In my work, the NML maintains the files connected to the NFTs on their servers, which means that storage is centralized. This fosters a “keeping-while-giving” paradox, a term drawn from the work of anthropologist Annette Weiner, which Haidy Geismar has used to explain the unequal power relations between museums and source communities, particularly regarding intellectual property, where ownership often remains centralized (i.e. with the institution) while digital content is circulated. She argues that this creates a hierarchy of “keeping” ownership while “giving” away content digitally that creates the appearance of democratization but lacks any meaningful value since the project has not changed anything about the inherent structures of the institution. There is a similar risk that NFTs will recreate this situation if they are given away while the file remains on museum servers.
On the other hand, using a decentralized storage system such as IPFS also risks creating an unequal dynamic. This practice distributes a file across a network, yet requires consideration over who pays to maintain that storage. As preservation institutions, it is likely that museums will in future take on this role of maintaining storage, but it will be important that this form of preservation is not used as leverage for future control.
Transparency and meaning are clearly critical at every point in the process. While nuance is required to establish the true power relations that underpin digital “democratization.” Indeed, we cannot assume that digital practices will in some way mediate a shared authority dynamic. As much is evident from Web2 ideology, which fosters a false sense of security by allowing “access” in principle while failing to engage critically on the question of shared agency.
So far, Web3 has maintained this approach, taking for granted that new levels of decentralization have bestowed genuine democracy. In the context of Western museums, the ideal of Web3 as an emancipatory paradigm disregards the deeply political and historical associations of cultural institutions regardless of which paradigm of internet we happen to be living in. NFTs developed by such museums are invariably enfolded in colonial collecting histories and unequal power structures. This context, and the underlying and intricate power relations deriving from it, must be taken seriously if NFTs are to serve as tools of democratization.
Frances Liddell is a researcher, writer, and advisor working at the intersection of museums, the arts, and Web3. Her PhD research explored the application of NFTs in museum audience engagement practices in collaboration with National Museums Liverpool and considered how blockchain disrupts digital ownership, authority, authenticity, and value.
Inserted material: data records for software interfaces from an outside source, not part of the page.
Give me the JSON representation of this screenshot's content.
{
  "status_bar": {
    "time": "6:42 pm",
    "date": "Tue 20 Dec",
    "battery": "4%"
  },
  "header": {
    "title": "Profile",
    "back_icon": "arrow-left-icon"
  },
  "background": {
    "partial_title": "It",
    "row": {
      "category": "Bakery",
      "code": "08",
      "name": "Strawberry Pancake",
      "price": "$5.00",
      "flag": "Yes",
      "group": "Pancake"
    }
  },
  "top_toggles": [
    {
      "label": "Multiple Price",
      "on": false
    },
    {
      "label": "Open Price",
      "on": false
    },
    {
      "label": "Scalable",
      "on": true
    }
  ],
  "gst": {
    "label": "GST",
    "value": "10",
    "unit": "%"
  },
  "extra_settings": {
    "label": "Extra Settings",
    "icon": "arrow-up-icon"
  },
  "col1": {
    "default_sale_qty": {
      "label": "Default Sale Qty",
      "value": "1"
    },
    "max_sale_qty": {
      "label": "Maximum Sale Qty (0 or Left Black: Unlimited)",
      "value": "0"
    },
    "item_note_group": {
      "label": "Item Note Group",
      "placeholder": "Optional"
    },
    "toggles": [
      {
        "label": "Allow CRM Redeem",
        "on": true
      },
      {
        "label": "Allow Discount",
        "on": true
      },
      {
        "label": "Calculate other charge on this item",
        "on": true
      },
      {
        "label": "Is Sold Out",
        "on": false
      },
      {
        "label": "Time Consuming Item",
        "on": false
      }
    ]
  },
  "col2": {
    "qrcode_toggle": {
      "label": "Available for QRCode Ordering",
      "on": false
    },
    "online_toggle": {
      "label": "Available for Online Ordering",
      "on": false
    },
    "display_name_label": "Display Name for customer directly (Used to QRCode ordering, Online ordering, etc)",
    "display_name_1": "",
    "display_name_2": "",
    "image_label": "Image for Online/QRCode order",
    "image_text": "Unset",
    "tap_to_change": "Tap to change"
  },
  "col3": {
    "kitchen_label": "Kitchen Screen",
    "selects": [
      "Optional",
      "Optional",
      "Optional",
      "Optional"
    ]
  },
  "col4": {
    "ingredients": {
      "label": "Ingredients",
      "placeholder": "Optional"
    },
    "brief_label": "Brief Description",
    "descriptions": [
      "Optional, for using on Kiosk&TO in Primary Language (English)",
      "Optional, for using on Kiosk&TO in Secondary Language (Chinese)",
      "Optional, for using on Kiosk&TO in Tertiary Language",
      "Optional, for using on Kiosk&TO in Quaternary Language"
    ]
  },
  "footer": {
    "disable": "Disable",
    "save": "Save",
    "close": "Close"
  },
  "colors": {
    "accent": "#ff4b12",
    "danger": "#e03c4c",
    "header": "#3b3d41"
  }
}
She uses her knowledge from this work to provide support and guidance to cultural organizations interested in exploring the Web3 space. Her current research interests focus on critically unpacking themes such as democratization, reciprocation, and guardianship in Web3.
Dr Liddell is an RCS community resident scholar.
¹ SR Arnstein, “A Ladder Of Citizen Participation”, Journal of the American Institute of Planners, 35(4), 1969. 217.